Jesus is Not 'Real'

While driving on Interstate 70 outside of Columbus, Ohio I saw a number of Christian billboards lining the highway. One read, “Consider where you want to spend eternity! Repent!” Another read, “Avoid hell, repent. Jesus saves!” Wile I admonish both of these signs for using Christianity as an eternal hedge-bet (read Paschal) they did not disturb me as much as one black and white sign that said simply, “Jesus is Real.”

However, Jesus is not ‘real’.

Do not misunderstand me; this is not a sophomoric attack at the historical foundations of Christianity. Nor is it a rejection of the incarnational presence of Christ.

No, what makes the sloganized and simplified claim of ‘Jesus is Real’ so insipid is that it perpetuates the Enlightenment project that demands Cartesian certainty that begins with doubt and moves to belief only through reason. This leaves a Church that is merely empirical rather than confessional. Here, faith and reason are not only rent from one another but made antipodean – each placed against the other.

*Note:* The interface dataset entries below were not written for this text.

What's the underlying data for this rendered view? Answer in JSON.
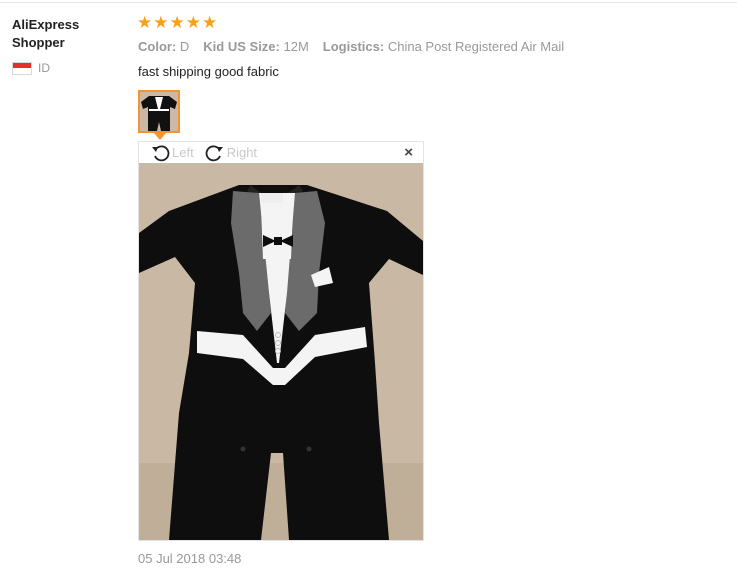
{
  "reviewer": {
    "name": "AliExpress Shopper",
    "country_code": "ID",
    "flag_colors": [
      "#e0312e",
      "#ffffff"
    ]
  },
  "rating": {
    "stars": 5,
    "max": 5,
    "star_color": "#f7a11a"
  },
  "attributes": [
    {
      "label": "Color:",
      "value": "D"
    },
    {
      "label": "Kid US Size:",
      "value": "12M"
    },
    {
      "label": "Logistics:",
      "value": "China Post Registered Air Mail"
    }
  ],
  "review_text": "fast shipping good fabric",
  "viewer": {
    "rotate_left_label": "Left",
    "rotate_right_label": "Right",
    "close_glyph": "×",
    "accent_color": "#f49433"
  },
  "date": "05 Jul 2018 03:48"
}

The God who gave his name as ‘I AM WHO I AM’ is not adequately – nor could be – properly understood by pure rationalism. All of this is part of the tired trek to fit God into an ontological equation. However, such rationalistic algebra will always fall short, unless we turn to the phrase from Ecclesiastes that states, “Only God is God.”

There is desire to make Jesus a magnificent historical quest, and at times there is a place for that. Certainly the particular and historical nature of the incarnation is a testament to the worldliness of the Christian message. However, the historical quest should also be held in tension with the spiritual quest. This quest shares the road with reason alongside faith.

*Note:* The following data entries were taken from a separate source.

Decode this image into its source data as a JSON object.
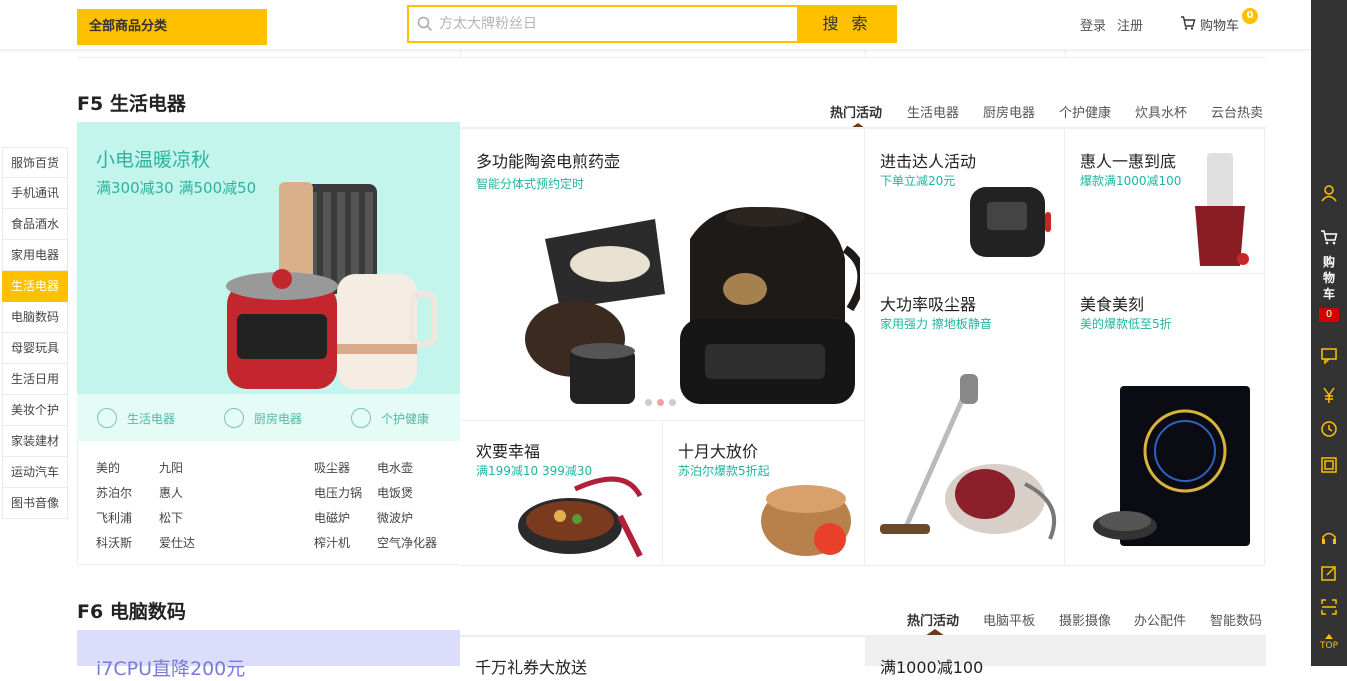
{
  "header": {
    "category_button": "全部商品分类",
    "search_placeholder": "方太大牌粉丝日",
    "search_button": "搜 索",
    "login": "登录",
    "register": "注册",
    "cart_label": "购物车",
    "cart_count": "0"
  },
  "floor_nav": [
    "服饰百货",
    "手机通讯",
    "食品酒水",
    "家用电器",
    "生活电器",
    "电脑数码",
    "母婴玩具",
    "生活日用",
    "美妆个护",
    "家装建材",
    "运动汽车",
    "图书音像"
  ],
  "f5": {
    "title": "F5 生活电器",
    "tabs": [
      "热门活动",
      "生活电器",
      "厨房电器",
      "个护健康",
      "炊具水杯",
      "云台热卖"
    ],
    "promo": {
      "title": "小电温暖凉秋",
      "subtitle": "满300减30 满500减50",
      "bar": [
        "生活电器",
        "厨房电器",
        "个护健康"
      ]
    },
    "brands_left": [
      "美的",
      "九阳",
      "苏泊尔",
      "惠人",
      "飞利浦",
      "松下",
      "科沃斯",
      "爱仕达"
    ],
    "categories_right": [
      "吸尘器",
      "电水壶",
      "电压力锅",
      "电饭煲",
      "电磁炉",
      "微波炉",
      "榨汁机",
      "空气净化器"
    ],
    "cells": {
      "center": {
        "title": "多功能陶瓷电煎药壶",
        "sub": "智能分体式预约定时"
      },
      "c1": {
        "title": "进击达人活动",
        "sub": "下单立减20元"
      },
      "c2": {
        "title": "惠人一惠到底",
        "sub": "爆款满1000减100"
      },
      "c3": {
        "title": "大功率吸尘器",
        "sub": "家用强力 擦地板静音"
      },
      "c4": {
        "title": "美食美刻",
        "sub": "美的爆款低至5折"
      },
      "c5": {
        "title": "欢要幸福",
        "sub": "满199减10 399减30"
      },
      "c6": {
        "title": "十月大放价",
        "sub": "苏泊尔爆款5折起"
      }
    }
  },
  "f6": {
    "title": "F6 电脑数码",
    "tabs": [
      "热门活动",
      "电脑平板",
      "摄影摄像",
      "办公配件",
      "智能数码"
    ],
    "promo_title": "i7CPU直降200元",
    "cell1_title": "千万礼券大放送",
    "cell2_title": "满1000减100"
  },
  "sidebar": {
    "cart_text": "购物车",
    "cart_badge": "0",
    "top_label": "TOP"
  },
  "colors": {
    "accent": "#ffc000",
    "teal": "#21b4a0",
    "sidebar": "#333333"
  }
}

Instead of the sign reading, ‘Jesus is Real’ it ought to read, “Christ is Lord.”


-Matt- said...

You said: Instead of the sign reading, ‘Jesus is Real’ it ought to read, “Christ is Lord.”

I say: AMEN brother!

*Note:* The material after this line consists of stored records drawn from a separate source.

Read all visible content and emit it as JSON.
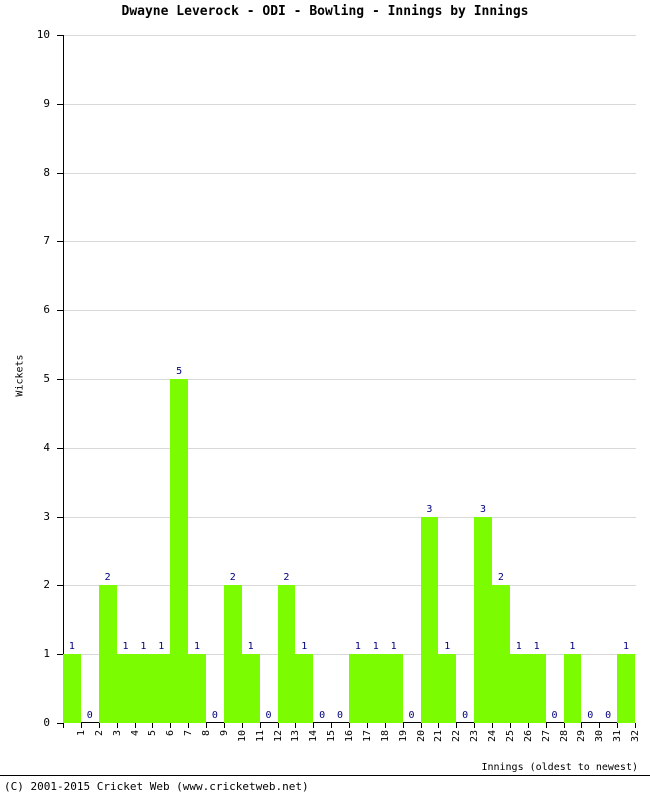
{
  "chart_data": {
    "type": "bar",
    "title": "Dwayne Leverock - ODI - Bowling - Innings by Innings",
    "xlabel": "Innings (oldest to newest)",
    "ylabel": "Wickets",
    "ylim": [
      0,
      10
    ],
    "yticks": [
      "0",
      "1",
      "2",
      "3",
      "4",
      "5",
      "6",
      "7",
      "8",
      "9",
      "10"
    ],
    "grid": true,
    "legend": null,
    "bar_color": "#7CFC00",
    "label_color": "#000080",
    "categories": [
      "1",
      "2",
      "3",
      "4",
      "5",
      "6",
      "7",
      "8",
      "9",
      "10",
      "11",
      "12",
      "13",
      "14",
      "15",
      "16",
      "17",
      "18",
      "19",
      "20",
      "21",
      "22",
      "23",
      "24",
      "25",
      "26",
      "27",
      "28",
      "29",
      "30",
      "31",
      "32"
    ],
    "values": [
      1,
      0,
      2,
      1,
      1,
      1,
      5,
      1,
      0,
      2,
      1,
      0,
      2,
      1,
      0,
      0,
      1,
      1,
      1,
      0,
      3,
      1,
      0,
      3,
      2,
      1,
      1,
      0,
      1,
      0,
      0,
      1
    ],
    "data_labels": [
      "1",
      "0",
      "2",
      "1",
      "1",
      "1",
      "5",
      "1",
      "0",
      "2",
      "1",
      "0",
      "2",
      "1",
      "0",
      "0",
      "1",
      "1",
      "1",
      "0",
      "3",
      "1",
      "0",
      "3",
      "2",
      "1",
      "1",
      "0",
      "1",
      "0",
      "0",
      "1"
    ]
  },
  "footer": {
    "copyright": "(C) 2001-2015 Cricket Web (www.cricketweb.net)"
  }
}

Those billboards annoy me too. If you want to know if Jesus is real, go to a church to receive holy communion. Then again, if it was a SBC church, they don't believe in the 'real presence' of Jesus at communion, but they sure like putting up those billboards!

Anonymous said...

“Sloganized” isn’t a word so don’t try to look it up.
I found “Cartisian” but who is “antipodean”? It seems to me that you must first have a “podean” which sounds to me like some kind of slam against us southern folks. “Those people are so podean.” That makes me glad that there are some high handed Yankee’s that are “antipodean”.
That’s my analysis.

The Catholic Atheist said...


I think "sloganized" came from my reading of Paulo Freire's book, "Pedagogy of the Oppressed." His first language is Portuguese so maybe that was the only way to translate that the foreign word...

Hmmm. You might be onto something with 'antipodean.' The history of the United States has made the North and South antipodes of each other (of course I am joking).

Thanks for reading, nonetheless.

Jimmy Cooper said...

Wittgenstein wrote that, "Not empiricism and yet realism in philosophy that is the hardest thing."